The poetry of the Han Dynasty was in part characterized by the fu, sometimes referred to as a "rhapsody", which was a form of literature that in English could be considered either a form of poetry, a form of prose, or something in between. The typical Han fu is typically very long, describes a subject minutely from every possible angle, giving long and detailed lists of various categories of things and is usually meant more to display the poet's rhetorical and lexical skill than to express personal feeling. Another important aspect of Han poetry was the institution of the Music Bureau, a government organization originally charged with collecting or writing the lyrics. The Chinese name for the Music Bureau was yuefu; however, note that the use of fu in yuefu is different from the other Chinese term fu, which refers to a different type of poetry or literature using a different character. The developments in both of these forms of poetry in the Han Dynasty help in the understanding of the work of the Jian'an poets.

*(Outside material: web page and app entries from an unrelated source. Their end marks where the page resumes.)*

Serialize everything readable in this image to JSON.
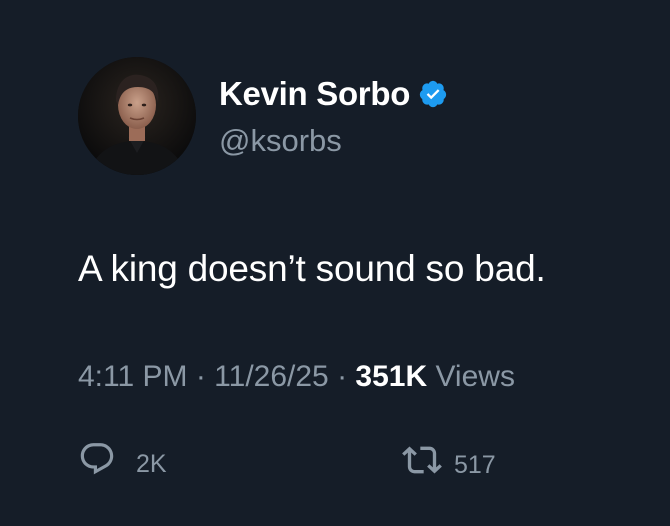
{
  "author": {
    "display_name": "Kevin Sorbo",
    "handle": "@ksorbs",
    "verified": true,
    "verified_color": "#1d9bf0"
  },
  "tweet": {
    "text": "A king doesn’t sound so bad."
  },
  "meta": {
    "time": "4:11 PM",
    "separator": "·",
    "date": "11/26/25",
    "views_count": "351K",
    "views_label": "Views"
  },
  "actions": {
    "reply": {
      "icon": "reply-icon",
      "count": "2K"
    },
    "repost": {
      "icon": "repost-icon",
      "count": "517"
    }
  },
  "colors": {
    "background": "#151d28",
    "text_primary": "#ffffff",
    "text_secondary": "#8b98a5"
  }
}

Developments[edit]

Jian'an poetry shows significant developments away from the detailed catalogs of the fu and toward the yuefu form of poetry; at the same time, the Jian'an poets developed the yuefu into a different form with a different voice, a form which was a direct predecessor to the major form of shi poetry later embraced by the Tang Dynasty poets. In the major developments in terms of poetic voice, whereas Han poetry tended to use an anonymous voice which was either impersonal or in the mode of certain shallow and conventionalized characters, the Jian'an poetry tended to be more personal and immediately direct.

See also[edit]

Notes[edit]

  1. ^ Watson, 19

References[edit]

  • Birrell, Anne (1988). Popular Songs and Ballads of Han China. (London: Unwin Hyman). ISBN 0-04-440037-3
  • Watson, Burton (1971). CHINESE LYRICISM: Shih Poetry from the Second to the Twelfth Century. New York: Columbia University Press. ISBN 0-231-03464-4